Jenny walked by the church, the church where the newborns got their tattoos. Jenny looked down at hers, the black ink had faded over the years but the numbers were clear. She took a deep breath, she was going to die today. Midnight.
She was one of the unlucky ones, the ones that died young. The mayor believes in prophecies, that everything is fate. But Jenny didn't, she didn't think it was fair, her best friend from the orphan home died a few weeks ago.
Jenny was an orphan, as far as she knew, her parents died when she was 1, but not by fate, but by murder. So she had lived her whole life at the orphan home. This feeling was scary, just waiting to die.
It might not have been the best idea to wear short-sleeves, people saw her mark and turned away and whispered.
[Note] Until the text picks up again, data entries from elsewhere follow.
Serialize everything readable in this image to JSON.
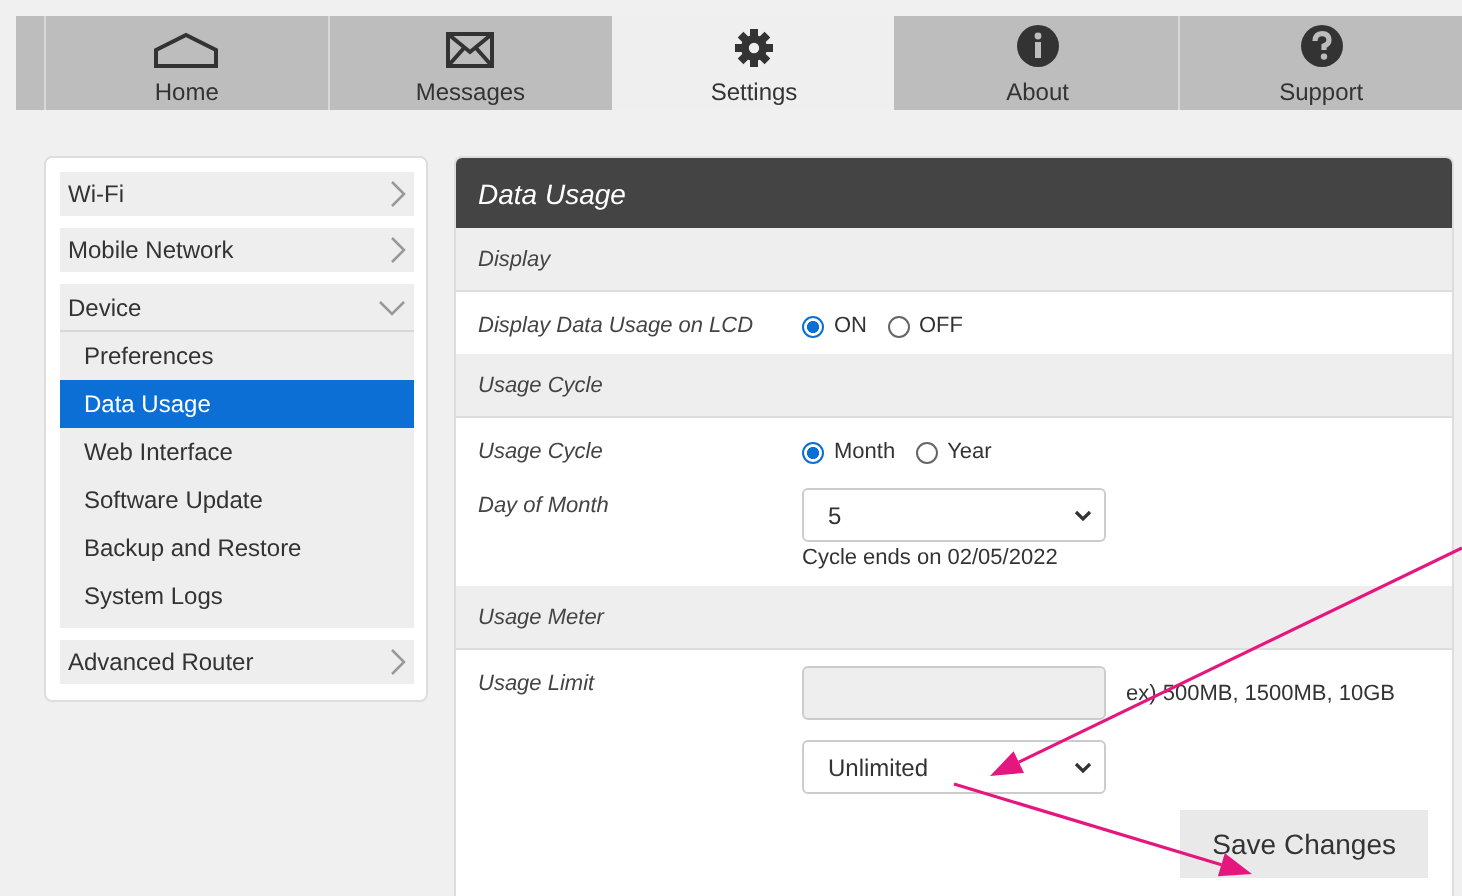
{
  "tabs": [
    {
      "label": "Home",
      "selected": false
    },
    {
      "label": "Messages",
      "selected": false
    },
    {
      "label": "Settings",
      "selected": true
    },
    {
      "label": "About",
      "selected": false
    },
    {
      "label": "Support",
      "selected": false
    }
  ],
  "sidebar": {
    "items": [
      {
        "label": "Wi-Fi",
        "expanded": false
      },
      {
        "label": "Mobile Network",
        "expanded": false
      },
      {
        "label": "Device",
        "expanded": true,
        "children": [
          {
            "label": "Preferences",
            "selected": false
          },
          {
            "label": "Data Usage",
            "selected": true
          },
          {
            "label": "Web Interface",
            "selected": false
          },
          {
            "label": "Software Update",
            "selected": false
          },
          {
            "label": "Backup and Restore",
            "selected": false
          },
          {
            "label": "System Logs",
            "selected": false
          }
        ]
      },
      {
        "label": "Advanced Router",
        "expanded": false
      }
    ]
  },
  "panel": {
    "title": "Data Usage",
    "sections": [
      {
        "title": "Display",
        "rows": [
          {
            "kind": "radio",
            "label": "Display Data Usage on LCD",
            "options": [
              {
                "label": "ON",
                "selected": true
              },
              {
                "label": "OFF",
                "selected": false
              }
            ]
          }
        ]
      },
      {
        "title": "Usage Cycle",
        "rows": [
          {
            "kind": "radio",
            "label": "Usage Cycle",
            "options": [
              {
                "label": "Month",
                "selected": true
              },
              {
                "label": "Year",
                "selected": false
              }
            ]
          },
          {
            "kind": "select",
            "label": "Day of Month",
            "value": "5",
            "note": "Cycle ends on 02/05/2022"
          }
        ]
      },
      {
        "title": "Usage Meter",
        "rows": [
          {
            "kind": "limit",
            "label": "Usage Limit",
            "input_disabled": true,
            "hint": "ex) 500MB, 1500MB, 10GB",
            "value": "Unlimited"
          }
        ]
      }
    ],
    "button": "Save Changes"
  }
}
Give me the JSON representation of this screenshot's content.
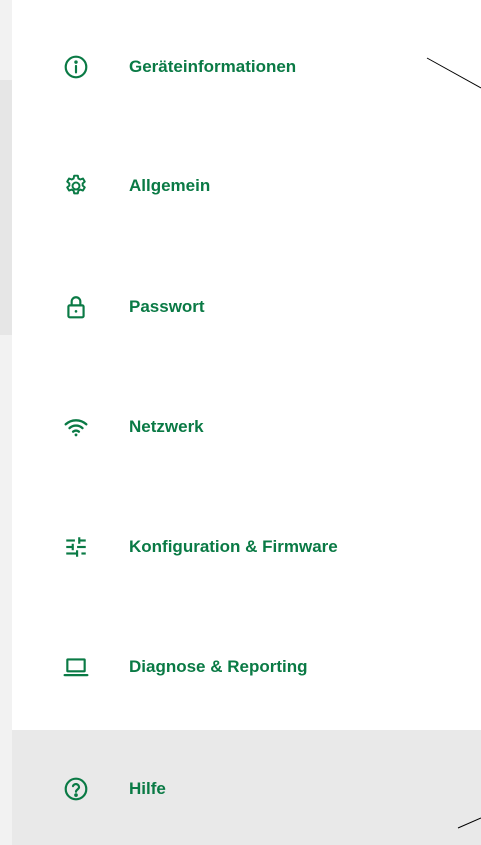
{
  "menu": {
    "accent_color": "#0a7a45",
    "items": [
      {
        "label": "Geräteinformationen",
        "icon": "info-icon"
      },
      {
        "label": "Allgemein",
        "icon": "gear-icon"
      },
      {
        "label": "Passwort",
        "icon": "lock-icon"
      },
      {
        "label": "Netzwerk",
        "icon": "wifi-icon"
      },
      {
        "label": "Konfiguration & Firmware",
        "icon": "sliders-icon"
      },
      {
        "label": "Diagnose & Reporting",
        "icon": "laptop-icon"
      },
      {
        "label": "Hilfe",
        "icon": "help-icon"
      }
    ],
    "active_index": 6
  }
}
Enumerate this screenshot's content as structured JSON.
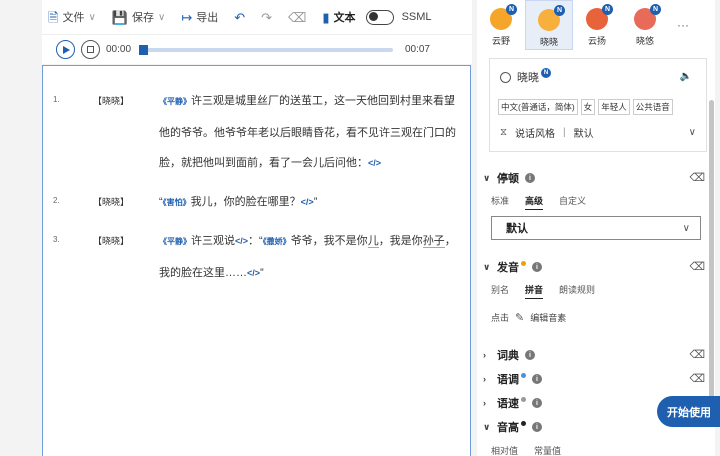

That made her feel uncomfortable but she wasn't going to let that ruin her last day. She hung around her favourite cafe and the barista whipped up a giant hot chocolate and said it was on her.
That cheered up Jenny a bit, she was going to miss this world, the sunshine and the rain. She didn't have anyone to miss, no family or friends. Maybe a few people from the orphan home but they would hardly notice if she was gone. People come and go everyday.
She felt the evening sun warming her face, the houses cast long dark shadows. She bought a packet of bread at the convenience store and headed across the road to the local park. Jenny wrapped her shawl tighter towards her body, Autumn nights can get really cold. She found a small park bench positioned near a pond.
There was a small wind and the rustle in the leaves, the park lights were on and Jenny felt relaxed. In the light, a small group of ducks were cruising in the pond. Jenny tore open the packet of bread and started ripping the bread into smaller bits.
As if the ducks had smelt the bread, they rushed over and watched her with their big brown eyes. Jenny smiled and started tossing the bread at the ducks, the calm surface of the pond was interrupted as the ducks dived and snatched for the pieces of bread.
The sky started to darken and the sun disappeared behind the trees. The moonlight shone down and reflected on the pond. Jenny breathed out and a cloud of air and continued to rip up the bread. She laughed when she accidentally tossed a piece of bread at a duck's head and the others all went snatching for it.
Jenny was glad she spent her last day alone, with a flock of ducks. She pulled out her phone and checked the address for the safety rooms. When a person was about to die, they spent their last night in safety rooms. Because when midnight strikes, you could be easily transported to your coffin. Jenny thought the real reason why they put you in special rooms were because of sudden outbreaks.
It happened once last year, a man named Tom. It was nearing 12 at night and he suddenly started pounding at the door. He was screaming and yelling like a madman. But he quietened down when the Big Ben signalled 12.
She quickly finished feeding her bag and stood up to leave. She dropped the bag in the bin before exiting the park. Jenny turned onto the street and instead of the normal suburban houses, there were block grey buildings. All of them identical, all of them 2 stories high.
It was scary thinking that so many people can die at once. Jenny shook away that thought and found her building. A3. She rang the doorbell and she was led in by a tall and skinny woman in a nurse uniform. She ushered Jenny in and closed the door behind her.
"Jennifer Hawkwood? Can I see your mark please?" According to her badge, Shana had a high squeaky voice and a heavy British accent.
"It's Jenny actually." Jenny corrected her but she didn't seem to care, so she stuck out her arm and showed Shana the tattoo.
"Thank you, uh, Jenny. Follow me please." Shana led them through into a hallway, there were steel doors on both sides. Jenny felt cold, in each of these rooms were people waiting to die, whether they were teenagers like her, or even just little kids. Shana climbed up the staircase and stopped at a door not too far up.
She unlocked the door and there was a bed in the middle of the room. The room was cold and the candle light only lit up a small part of the room. Shana said goodbye and left Jenny to her room, she heard the door lock and she knew there was no backing away now.
Jenny didn't feel tired, but she had nothing better to do. She climbed into the cold single bed and wrapped the thin blanket around her tightly. Then she let herself sleep, knowing these were her last hours before she died.
YOU ARE READING
She pulled the bloody stake out of her heart and smiled at him, "Was that meant to hurt?" Jenny was meant to die yesterday. At birth, everyone has the date they will die tattooed on their arm. The broken prophecy. The Devil. The secret. ...